The Discovery of K2-18 b:

K2-18 b made its debut on the interstellar stage back in 2015 when NASA's Kepler Space Telescope detected it as part of the extended K2 mission. Kepler was designed to search for exoplanets – planets that orbit stars beyond our solar system – by observing the faint dimming of a star's light as a planet transits in front of it. While this method has been successful in discovering thousands of exoplanets, K2-18 b stood out from the rest due to its intriguing characteristics.

The Goldilocks Zone:

One of the key factors that has scientists buzzing with excitement is K2-18 b's location within the habitable zone, often referred to as the "Goldilocks zone." This region around a star is where conditions are just right – not too hot and not too cold – for liquid water to exist on the surface of a planet. Liquid water is considered a crucial ingredient for life as we know it, making the habitable zone a prime target in the search for potential habitable exoplanets.

Water and Signs of Life:

The latest breakthrough in our understanding of K2-18 b comes from a groundbreaking study published in the journal Nature Astronomy. Researchers using data from the Hubble Space Telescope have detected the presence of water vapor in the exoplanet's atmosphere. What makes this discovery even more remarkable is that the team found indications of another gas, hydrogen, which is often associated with biological activity on Earth.

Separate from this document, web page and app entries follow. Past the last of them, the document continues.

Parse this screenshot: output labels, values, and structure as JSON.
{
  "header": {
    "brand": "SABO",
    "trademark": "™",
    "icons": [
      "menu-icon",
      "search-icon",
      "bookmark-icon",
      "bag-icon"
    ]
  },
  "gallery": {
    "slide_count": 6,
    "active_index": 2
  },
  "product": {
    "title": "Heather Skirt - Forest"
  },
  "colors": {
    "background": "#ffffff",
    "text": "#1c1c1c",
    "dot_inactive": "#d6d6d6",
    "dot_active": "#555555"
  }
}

While this is not direct evidence of life, it is an exciting step forward. As Dr. Angelica Smith, an astrobiologist at the Institute for Space Studies, puts it, "The presence of water vapor and hydrogen on K2-18 b raises the intriguing possibility that conditions for life as we know it may exist there."

The Next Steps:

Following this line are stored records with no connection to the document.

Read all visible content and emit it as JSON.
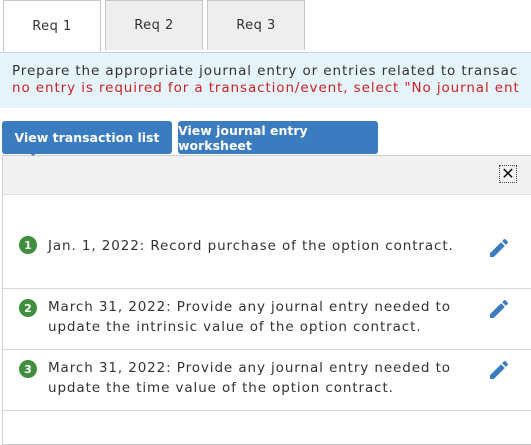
{
  "tabs": [
    {
      "label": "Req 1"
    },
    {
      "label": "Req 2"
    },
    {
      "label": "Req 3"
    }
  ],
  "instructions": {
    "line1": "Prepare the appropriate journal entry or entries related to transac",
    "line2": "no entry is required for a transaction/event, select \"No journal ent"
  },
  "buttons": {
    "transaction_list": "View transaction list",
    "journal_worksheet": "View journal entry worksheet"
  },
  "panel": {
    "close_symbol": "✕"
  },
  "transactions": [
    {
      "number": "1",
      "text": "Jan. 1, 2022: Record purchase of the option contract."
    },
    {
      "number": "2",
      "text": "March 31, 2022: Provide any journal entry needed to update the intrinsic value of the option contract."
    },
    {
      "number": "3",
      "text": "March 31, 2022: Provide any journal entry needed to update the time value of the option contract."
    }
  ],
  "colors": {
    "accent_blue": "#3b7bc0",
    "instruction_bg": "#e5f3fb",
    "warning_red": "#cc2222",
    "step_green": "#3f8f3f"
  },
  "icons": {
    "edit": "pencil-icon",
    "close": "close-icon"
  }
}
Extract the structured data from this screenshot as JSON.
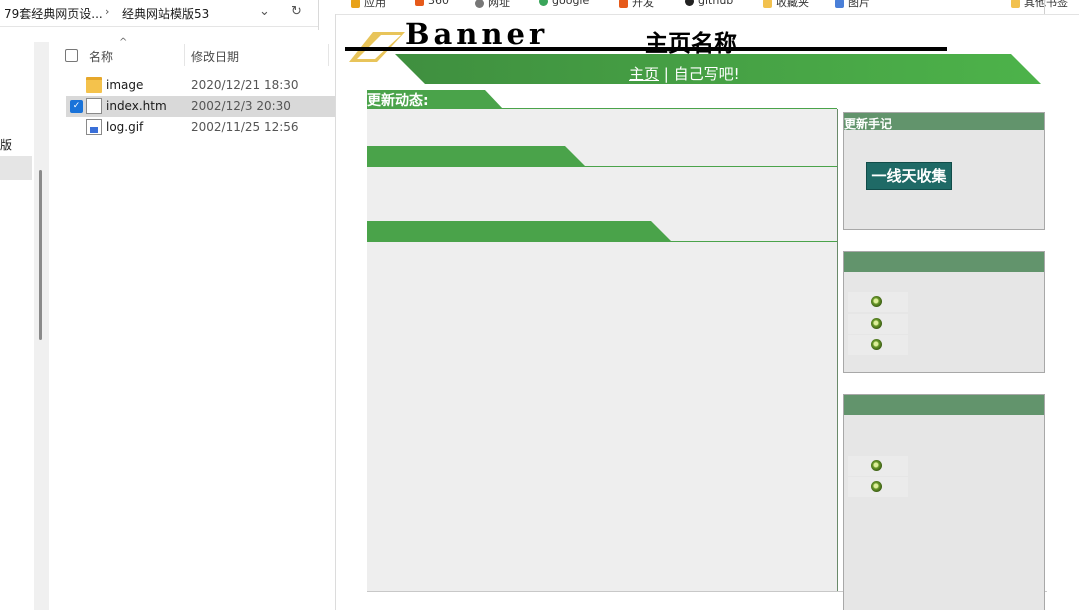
{
  "explorer": {
    "breadcrumb": [
      "79套经典网页设...",
      "经典网站模版53"
    ],
    "nav_partial_text": "版",
    "columns": {
      "name": "名称",
      "date": "修改日期"
    },
    "files": [
      {
        "name": "image",
        "date": "2020/12/21 18:30",
        "type": "folder",
        "selected": false
      },
      {
        "name": "index.htm",
        "date": "2002/12/3 20:30",
        "type": "file",
        "selected": true
      },
      {
        "name": "log.gif",
        "date": "2002/11/25 12:56",
        "type": "gif",
        "selected": false
      }
    ]
  },
  "browser": {
    "bookmarks": [
      "应用",
      "360",
      "网址",
      "google",
      "开发",
      "github",
      "收藏夹",
      "图片",
      "其他书签"
    ]
  },
  "page": {
    "banner_text": "Banner",
    "site_title": "主页名称",
    "nav_home": "主页",
    "nav_sep": " | ",
    "nav_custom": "自己写吧!",
    "update_label": "更新动态:",
    "sidebar_box1_title": "更新手记",
    "collect_button": "一线天收集",
    "sidebar_box2_title": "",
    "sidebar_box3_title": ""
  },
  "colors": {
    "green_accent": "#4aa34a",
    "sidebar_header": "#62946c",
    "collect_button_bg": "#1f6a66",
    "panel_bg": "#eeeeee",
    "selection": "#d9d9d9"
  }
}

Discovering signs of water and potential indicators of life on an exoplanet is a significant achievement, but it also raises more questions than answers. The researchers are now eager to continue studying K2-18 b and gather more data to better understand its atmosphere, climate, and composition.

Dr. Thomas Miller, the lead author of the study, states, "Our next steps involve refining our observations and developing new techniques to study K2-18 b's atmosphere in even greater detail. We are on the verge of a new era in exoplanet science, where we can potentially detect life on distant worlds."

A Glimpse into the Cosmic Future:

K2-18 b's discovery serves as a testament to the power of human curiosity and the remarkable advancements in space exploration technology. It reminds us that in our quest to understand the cosmos, we are inching ever closer to answering one of humanity's most profound questions: Are we alone in the universe?

As scientists continue to explore K2-18 b and other distant exoplanets, our perspective on the potential for life beyond Earth is evolving. It's a journey that may eventually rewrite the textbooks and redefine our place in the universe.

In the end, K2-18 b stands as a beacon of hope, reminding us that the cosmos may hold secrets and wonders beyond our wildest imagination. While the ultimate discovery of extraterrestrial life may still lie in the distant future, it's a journey worth pursuing, one that brings us closer to unlocking the mysteries of the universe and our place within it.